# [DIRECTIONS]
Each record should be output exactly, with every character kept.

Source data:
━━━━

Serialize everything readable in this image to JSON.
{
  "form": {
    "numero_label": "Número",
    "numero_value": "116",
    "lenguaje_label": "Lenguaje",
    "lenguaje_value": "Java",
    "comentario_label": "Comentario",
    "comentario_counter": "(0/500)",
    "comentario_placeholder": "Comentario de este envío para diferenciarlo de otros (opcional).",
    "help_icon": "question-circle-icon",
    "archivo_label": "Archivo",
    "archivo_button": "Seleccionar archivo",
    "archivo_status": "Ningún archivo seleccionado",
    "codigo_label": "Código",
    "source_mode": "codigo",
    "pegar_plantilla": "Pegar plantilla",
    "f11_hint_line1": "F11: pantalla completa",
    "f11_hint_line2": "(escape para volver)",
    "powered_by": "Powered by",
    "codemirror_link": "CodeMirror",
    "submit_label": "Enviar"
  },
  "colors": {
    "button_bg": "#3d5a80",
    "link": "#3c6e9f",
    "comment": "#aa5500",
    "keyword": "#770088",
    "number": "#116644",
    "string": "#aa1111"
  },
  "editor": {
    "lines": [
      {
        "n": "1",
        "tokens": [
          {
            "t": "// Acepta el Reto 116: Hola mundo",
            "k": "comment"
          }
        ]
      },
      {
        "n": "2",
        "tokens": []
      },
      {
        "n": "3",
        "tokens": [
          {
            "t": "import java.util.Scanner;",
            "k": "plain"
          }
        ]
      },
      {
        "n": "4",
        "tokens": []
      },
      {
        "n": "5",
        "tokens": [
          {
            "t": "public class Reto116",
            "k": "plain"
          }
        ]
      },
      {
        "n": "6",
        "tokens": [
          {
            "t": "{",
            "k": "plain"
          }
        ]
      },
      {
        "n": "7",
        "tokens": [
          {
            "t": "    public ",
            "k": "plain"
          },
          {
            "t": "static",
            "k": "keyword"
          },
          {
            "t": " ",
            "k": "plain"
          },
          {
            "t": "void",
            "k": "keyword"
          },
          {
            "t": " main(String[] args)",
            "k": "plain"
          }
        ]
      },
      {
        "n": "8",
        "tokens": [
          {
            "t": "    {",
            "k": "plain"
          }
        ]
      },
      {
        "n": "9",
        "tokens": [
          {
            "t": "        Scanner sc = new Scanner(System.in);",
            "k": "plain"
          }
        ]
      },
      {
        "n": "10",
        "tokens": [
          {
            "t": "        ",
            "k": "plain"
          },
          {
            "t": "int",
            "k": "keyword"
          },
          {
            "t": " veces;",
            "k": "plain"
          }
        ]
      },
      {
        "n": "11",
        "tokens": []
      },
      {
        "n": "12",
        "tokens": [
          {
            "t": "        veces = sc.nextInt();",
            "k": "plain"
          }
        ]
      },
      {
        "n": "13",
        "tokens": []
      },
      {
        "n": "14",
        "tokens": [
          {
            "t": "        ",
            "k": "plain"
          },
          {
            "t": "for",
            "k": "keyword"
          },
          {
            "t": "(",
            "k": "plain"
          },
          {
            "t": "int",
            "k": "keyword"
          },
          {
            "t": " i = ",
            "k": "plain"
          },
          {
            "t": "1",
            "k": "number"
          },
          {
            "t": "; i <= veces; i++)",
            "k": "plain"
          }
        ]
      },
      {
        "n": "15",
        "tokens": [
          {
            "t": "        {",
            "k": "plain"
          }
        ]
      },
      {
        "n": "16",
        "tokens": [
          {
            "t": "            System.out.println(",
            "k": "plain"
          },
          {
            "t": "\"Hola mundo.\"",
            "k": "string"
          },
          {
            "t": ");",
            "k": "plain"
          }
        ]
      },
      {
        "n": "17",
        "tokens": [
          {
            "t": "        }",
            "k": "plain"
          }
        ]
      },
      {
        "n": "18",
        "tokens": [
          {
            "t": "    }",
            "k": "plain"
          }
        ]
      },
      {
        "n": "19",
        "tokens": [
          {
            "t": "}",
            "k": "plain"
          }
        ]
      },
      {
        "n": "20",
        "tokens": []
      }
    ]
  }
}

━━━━

# [SOLUTION TO THE PROBLEM]
Serialize everything readable in this image to JSON.
{
  "form": {
    "numero_label": "Número",
    "numero_value": "116",
    "lenguaje_label": "Lenguaje",
    "lenguaje_value": "Java",
    "comentario_label": "Comentario",
    "comentario_counter": "(0/500)",
    "comentario_placeholder": "Comentario de este envío para diferenciarlo de otros (opcional).",
    "help_icon": "question-circle-icon",
    "archivo_label": "Archivo",
    "archivo_button": "Seleccionar archivo",
    "archivo_status": "Ningún archivo seleccionado",
    "codigo_label": "Código",
    "source_mode": "codigo",
    "pegar_plantilla": "Pegar plantilla",
    "f11_hint_line1": "F11: pantalla completa",
    "f11_hint_line2": "(escape para volver)",
    "powered_by": "Powered by",
    "codemirror_link": "CodeMirror",
    "submit_label": "Enviar"
  },
  "colors": {
    "button_bg": "#3d5a80",
    "link": "#3c6e9f",
    "comment": "#aa5500",
    "keyword": "#770088",
    "number": "#116644",
    "string": "#aa1111"
  },
  "editor": {
    "lines": [
      {
        "n": "1",
        "tokens": [
          {
            "t": "// Acepta el Reto 116: Hola mundo",
            "k": "comment"
          }
        ]
      },
      {
        "n": "2",
        "tokens": []
      },
      {
        "n": "3",
        "tokens": [
          {
            "t": "import java.util.Scanner;",
            "k": "plain"
          }
        ]
      },
      {
        "n": "4",
        "tokens": []
      },
      {
        "n": "5",
        "tokens": [
          {
            "t": "public class Reto116",
            "k": "plain"
          }
        ]
      },
      {
        "n": "6",
        "tokens": [
          {
            "t": "{",
            "k": "plain"
          }
        ]
      },
      {
        "n": "7",
        "tokens": [
          {
            "t": "    public ",
            "k": "plain"
          },
          {
            "t": "static",
            "k": "keyword"
          },
          {
            "t": " ",
            "k": "plain"
          },
          {
            "t": "void",
            "k": "keyword"
          },
          {
            "t": " main(String[] args)",
            "k": "plain"
          }
        ]
      },
      {
        "n": "8",
        "tokens": [
          {
            "t": "    {",
            "k": "plain"
          }
        ]
      },
      {
        "n": "9",
        "tokens": [
          {
            "t": "        Scanner sc = new Scanner(System.in);",
            "k": "plain"
          }
        ]
      },
      {
        "n": "10",
        "tokens": [
          {
            "t": "        ",
            "k": "plain"
          },
          {
            "t": "int",
            "k": "keyword"
          },
          {
            "t": " veces;",
            "k": "plain"
          }
        ]
      },
      {
        "n": "11",
        "tokens": []
      },
      {
        "n": "12",
        "tokens": [
          {
            "t": "        veces = sc.nextInt();",
            "k": "plain"
          }
        ]
      },
      {
        "n": "13",
        "tokens": []
      },
      {
        "n": "14",
        "tokens": [
          {
            "t": "        ",
            "k": "plain"
          },
          {
            "t": "for",
            "k": "keyword"
          },
          {
            "t": "(",
            "k": "plain"
          },
          {
            "t": "int",
            "k": "keyword"
          },
          {
            "t": " i = ",
            "k": "plain"
          },
          {
            "t": "1",
            "k": "number"
          },
          {
            "t": "; i <= veces; i++)",
            "k": "plain"
          }
        ]
      },
      {
        "n": "15",
        "tokens": [
          {
            "t": "        {",
            "k": "plain"
          }
        ]
      },
      {
        "n": "16",
        "tokens": [
          {
            "t": "            System.out.println(",
            "k": "plain"
          },
          {
            "t": "\"Hola mundo.\"",
            "k": "string"
          },
          {
            "t": ");",
            "k": "plain"
          }
        ]
      },
      {
        "n": "17",
        "tokens": [
          {
            "t": "        }",
            "k": "plain"
          }
        ]
      },
      {
        "n": "18",
        "tokens": [
          {
            "t": "    }",
            "k": "plain"
          }
        ]
      },
      {
        "n": "19",
        "tokens": [
          {
            "t": "}",
            "k": "plain"
          }
        ]
      },
      {
        "n": "20",
        "tokens": []
      }
    ]
  }
}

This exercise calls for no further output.